Start of AVAILABLE DATA
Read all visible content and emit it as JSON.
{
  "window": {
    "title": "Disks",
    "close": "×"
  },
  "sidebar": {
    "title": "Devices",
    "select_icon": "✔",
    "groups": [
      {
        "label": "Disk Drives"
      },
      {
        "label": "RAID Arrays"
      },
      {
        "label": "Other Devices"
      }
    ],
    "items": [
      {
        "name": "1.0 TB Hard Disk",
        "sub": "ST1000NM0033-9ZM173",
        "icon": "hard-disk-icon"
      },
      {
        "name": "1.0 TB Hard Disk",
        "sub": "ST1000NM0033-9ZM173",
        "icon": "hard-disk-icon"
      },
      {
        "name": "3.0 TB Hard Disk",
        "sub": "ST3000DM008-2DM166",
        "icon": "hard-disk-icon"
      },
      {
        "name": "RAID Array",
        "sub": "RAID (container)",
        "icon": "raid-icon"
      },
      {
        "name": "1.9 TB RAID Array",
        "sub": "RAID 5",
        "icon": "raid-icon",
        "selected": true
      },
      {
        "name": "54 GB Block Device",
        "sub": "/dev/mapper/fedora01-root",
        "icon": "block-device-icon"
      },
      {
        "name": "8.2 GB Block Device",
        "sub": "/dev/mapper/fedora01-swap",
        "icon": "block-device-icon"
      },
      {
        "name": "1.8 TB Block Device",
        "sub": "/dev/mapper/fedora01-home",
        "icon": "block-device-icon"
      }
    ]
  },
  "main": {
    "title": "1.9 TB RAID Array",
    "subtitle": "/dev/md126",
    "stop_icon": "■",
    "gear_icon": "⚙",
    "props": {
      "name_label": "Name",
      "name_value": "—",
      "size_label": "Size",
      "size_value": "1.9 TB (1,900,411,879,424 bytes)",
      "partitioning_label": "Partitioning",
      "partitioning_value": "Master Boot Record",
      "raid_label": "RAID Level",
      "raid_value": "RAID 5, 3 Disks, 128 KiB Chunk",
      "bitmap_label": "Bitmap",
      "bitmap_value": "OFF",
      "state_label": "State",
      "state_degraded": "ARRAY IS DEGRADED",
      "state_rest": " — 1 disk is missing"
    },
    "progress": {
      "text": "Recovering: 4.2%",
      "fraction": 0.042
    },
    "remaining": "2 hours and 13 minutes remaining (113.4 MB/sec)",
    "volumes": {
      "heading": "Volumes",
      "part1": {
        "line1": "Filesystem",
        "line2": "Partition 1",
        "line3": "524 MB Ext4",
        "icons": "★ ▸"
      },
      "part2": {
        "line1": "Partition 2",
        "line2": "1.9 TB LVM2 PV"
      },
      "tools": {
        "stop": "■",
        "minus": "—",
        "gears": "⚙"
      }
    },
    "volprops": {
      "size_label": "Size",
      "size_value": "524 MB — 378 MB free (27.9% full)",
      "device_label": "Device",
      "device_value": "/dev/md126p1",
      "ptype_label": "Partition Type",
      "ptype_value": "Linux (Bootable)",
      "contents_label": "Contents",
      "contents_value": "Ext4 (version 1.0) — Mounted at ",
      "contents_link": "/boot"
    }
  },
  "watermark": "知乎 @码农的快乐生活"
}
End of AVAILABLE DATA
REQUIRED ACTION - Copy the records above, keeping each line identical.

OUTPUT OF THE TASK -
Read all visible content and emit it as JSON.
{
  "window": {
    "title": "Disks",
    "close": "×"
  },
  "sidebar": {
    "title": "Devices",
    "select_icon": "✔",
    "groups": [
      {
        "label": "Disk Drives"
      },
      {
        "label": "RAID Arrays"
      },
      {
        "label": "Other Devices"
      }
    ],
    "items": [
      {
        "name": "1.0 TB Hard Disk",
        "sub": "ST1000NM0033-9ZM173",
        "icon": "hard-disk-icon"
      },
      {
        "name": "1.0 TB Hard Disk",
        "sub": "ST1000NM0033-9ZM173",
        "icon": "hard-disk-icon"
      },
      {
        "name": "3.0 TB Hard Disk",
        "sub": "ST3000DM008-2DM166",
        "icon": "hard-disk-icon"
      },
      {
        "name": "RAID Array",
        "sub": "RAID (container)",
        "icon": "raid-icon"
      },
      {
        "name": "1.9 TB RAID Array",
        "sub": "RAID 5",
        "icon": "raid-icon",
        "selected": true
      },
      {
        "name": "54 GB Block Device",
        "sub": "/dev/mapper/fedora01-root",
        "icon": "block-device-icon"
      },
      {
        "name": "8.2 GB Block Device",
        "sub": "/dev/mapper/fedora01-swap",
        "icon": "block-device-icon"
      },
      {
        "name": "1.8 TB Block Device",
        "sub": "/dev/mapper/fedora01-home",
        "icon": "block-device-icon"
      }
    ]
  },
  "main": {
    "title": "1.9 TB RAID Array",
    "subtitle": "/dev/md126",
    "stop_icon": "■",
    "gear_icon": "⚙",
    "props": {
      "name_label": "Name",
      "name_value": "—",
      "size_label": "Size",
      "size_value": "1.9 TB (1,900,411,879,424 bytes)",
      "partitioning_label": "Partitioning",
      "partitioning_value": "Master Boot Record",
      "raid_label": "RAID Level",
      "raid_value": "RAID 5, 3 Disks, 128 KiB Chunk",
      "bitmap_label": "Bitmap",
      "bitmap_value": "OFF",
      "state_label": "State",
      "state_degraded": "ARRAY IS DEGRADED",
      "state_rest": " — 1 disk is missing"
    },
    "progress": {
      "text": "Recovering: 4.2%",
      "fraction": 0.042
    },
    "remaining": "2 hours and 13 minutes remaining (113.4 MB/sec)",
    "volumes": {
      "heading": "Volumes",
      "part1": {
        "line1": "Filesystem",
        "line2": "Partition 1",
        "line3": "524 MB Ext4",
        "icons": "★ ▸"
      },
      "part2": {
        "line1": "Partition 2",
        "line2": "1.9 TB LVM2 PV"
      },
      "tools": {
        "stop": "■",
        "minus": "—",
        "gears": "⚙"
      }
    },
    "volprops": {
      "size_label": "Size",
      "size_value": "524 MB — 378 MB free (27.9% full)",
      "device_label": "Device",
      "device_value": "/dev/md126p1",
      "ptype_label": "Partition Type",
      "ptype_value": "Linux (Bootable)",
      "contents_label": "Contents",
      "contents_value": "Ext4 (version 1.0) — Mounted at ",
      "contents_link": "/boot"
    }
  },
  "watermark": "知乎 @码农的快乐生活"
}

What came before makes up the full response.